* [Data listing]
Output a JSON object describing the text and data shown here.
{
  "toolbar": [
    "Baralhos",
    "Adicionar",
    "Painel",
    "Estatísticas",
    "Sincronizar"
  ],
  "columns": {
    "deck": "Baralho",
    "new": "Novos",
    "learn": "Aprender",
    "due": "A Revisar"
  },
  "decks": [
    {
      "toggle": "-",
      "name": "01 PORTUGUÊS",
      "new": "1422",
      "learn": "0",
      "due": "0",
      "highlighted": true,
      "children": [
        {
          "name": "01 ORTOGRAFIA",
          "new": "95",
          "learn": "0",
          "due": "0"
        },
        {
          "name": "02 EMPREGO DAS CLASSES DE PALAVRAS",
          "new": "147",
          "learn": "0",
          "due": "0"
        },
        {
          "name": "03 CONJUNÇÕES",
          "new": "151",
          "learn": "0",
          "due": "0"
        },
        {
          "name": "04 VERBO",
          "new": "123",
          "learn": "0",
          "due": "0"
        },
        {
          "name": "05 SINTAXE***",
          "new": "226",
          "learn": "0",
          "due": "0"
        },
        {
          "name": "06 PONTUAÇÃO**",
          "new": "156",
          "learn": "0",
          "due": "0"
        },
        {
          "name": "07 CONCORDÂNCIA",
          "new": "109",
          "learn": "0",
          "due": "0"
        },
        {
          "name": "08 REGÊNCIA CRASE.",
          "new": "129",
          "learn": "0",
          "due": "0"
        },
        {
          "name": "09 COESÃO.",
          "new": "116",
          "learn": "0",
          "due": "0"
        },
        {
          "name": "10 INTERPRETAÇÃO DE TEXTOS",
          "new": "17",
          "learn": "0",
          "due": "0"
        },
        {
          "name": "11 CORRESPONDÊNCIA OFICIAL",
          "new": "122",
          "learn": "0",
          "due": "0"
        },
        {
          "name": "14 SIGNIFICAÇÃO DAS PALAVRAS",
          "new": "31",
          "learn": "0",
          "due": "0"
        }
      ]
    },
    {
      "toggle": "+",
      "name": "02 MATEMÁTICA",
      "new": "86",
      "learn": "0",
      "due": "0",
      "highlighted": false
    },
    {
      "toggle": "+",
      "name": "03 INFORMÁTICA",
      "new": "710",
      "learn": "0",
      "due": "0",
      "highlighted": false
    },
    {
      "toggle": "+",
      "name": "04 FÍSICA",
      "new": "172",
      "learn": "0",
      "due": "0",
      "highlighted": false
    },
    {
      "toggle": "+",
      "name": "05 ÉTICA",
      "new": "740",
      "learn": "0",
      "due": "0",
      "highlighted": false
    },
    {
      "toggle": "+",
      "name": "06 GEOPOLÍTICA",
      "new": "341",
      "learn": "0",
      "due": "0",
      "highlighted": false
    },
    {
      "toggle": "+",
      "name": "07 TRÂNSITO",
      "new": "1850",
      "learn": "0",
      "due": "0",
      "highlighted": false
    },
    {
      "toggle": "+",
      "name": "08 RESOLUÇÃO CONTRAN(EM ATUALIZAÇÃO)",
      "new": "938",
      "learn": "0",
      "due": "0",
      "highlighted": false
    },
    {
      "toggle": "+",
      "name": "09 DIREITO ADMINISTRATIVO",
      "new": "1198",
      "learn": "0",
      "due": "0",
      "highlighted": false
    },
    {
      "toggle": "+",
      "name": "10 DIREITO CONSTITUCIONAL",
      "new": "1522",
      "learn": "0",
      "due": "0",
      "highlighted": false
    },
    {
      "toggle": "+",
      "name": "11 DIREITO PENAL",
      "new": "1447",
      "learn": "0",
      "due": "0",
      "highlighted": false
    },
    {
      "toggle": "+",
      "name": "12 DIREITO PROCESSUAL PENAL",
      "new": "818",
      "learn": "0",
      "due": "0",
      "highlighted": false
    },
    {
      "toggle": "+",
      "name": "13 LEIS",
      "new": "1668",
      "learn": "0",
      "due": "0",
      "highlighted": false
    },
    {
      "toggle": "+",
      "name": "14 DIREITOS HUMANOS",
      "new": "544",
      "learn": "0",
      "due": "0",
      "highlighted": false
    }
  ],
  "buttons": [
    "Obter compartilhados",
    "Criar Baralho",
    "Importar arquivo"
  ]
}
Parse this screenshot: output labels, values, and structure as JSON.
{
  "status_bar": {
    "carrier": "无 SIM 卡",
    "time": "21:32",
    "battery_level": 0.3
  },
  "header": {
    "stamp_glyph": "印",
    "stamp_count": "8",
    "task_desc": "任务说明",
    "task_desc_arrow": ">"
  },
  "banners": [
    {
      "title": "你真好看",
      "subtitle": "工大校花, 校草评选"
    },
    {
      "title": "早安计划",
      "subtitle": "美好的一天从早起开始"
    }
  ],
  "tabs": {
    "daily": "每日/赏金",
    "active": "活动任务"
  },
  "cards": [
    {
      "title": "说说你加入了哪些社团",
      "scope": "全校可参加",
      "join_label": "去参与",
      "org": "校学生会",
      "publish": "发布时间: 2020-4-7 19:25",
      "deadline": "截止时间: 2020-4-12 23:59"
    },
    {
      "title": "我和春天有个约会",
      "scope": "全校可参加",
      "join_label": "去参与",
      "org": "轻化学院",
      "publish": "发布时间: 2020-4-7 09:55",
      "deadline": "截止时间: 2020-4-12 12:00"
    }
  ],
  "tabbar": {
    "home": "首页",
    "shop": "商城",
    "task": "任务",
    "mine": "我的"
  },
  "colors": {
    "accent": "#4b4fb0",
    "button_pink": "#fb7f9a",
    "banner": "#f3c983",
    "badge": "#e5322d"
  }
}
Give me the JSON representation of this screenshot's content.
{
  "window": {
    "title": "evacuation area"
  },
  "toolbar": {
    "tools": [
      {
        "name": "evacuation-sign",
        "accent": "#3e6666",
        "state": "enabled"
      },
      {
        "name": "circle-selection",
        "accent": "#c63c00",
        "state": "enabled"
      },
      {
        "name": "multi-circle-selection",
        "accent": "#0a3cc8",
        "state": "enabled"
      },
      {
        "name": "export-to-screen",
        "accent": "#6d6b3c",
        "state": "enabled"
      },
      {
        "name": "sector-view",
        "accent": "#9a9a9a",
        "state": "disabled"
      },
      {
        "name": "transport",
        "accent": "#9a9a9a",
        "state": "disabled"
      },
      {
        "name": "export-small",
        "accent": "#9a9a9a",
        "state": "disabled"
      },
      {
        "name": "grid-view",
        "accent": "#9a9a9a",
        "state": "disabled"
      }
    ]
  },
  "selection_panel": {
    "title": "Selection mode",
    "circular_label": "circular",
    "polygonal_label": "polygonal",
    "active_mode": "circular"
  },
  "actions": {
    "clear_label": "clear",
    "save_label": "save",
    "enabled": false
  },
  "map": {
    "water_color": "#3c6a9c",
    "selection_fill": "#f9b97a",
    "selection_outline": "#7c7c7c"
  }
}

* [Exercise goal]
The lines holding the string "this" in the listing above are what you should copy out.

* [Solved exercise]
Parse this screenshot: output labels, values, and structure as JSON.
Give me the JSON representation of this screenshot's content.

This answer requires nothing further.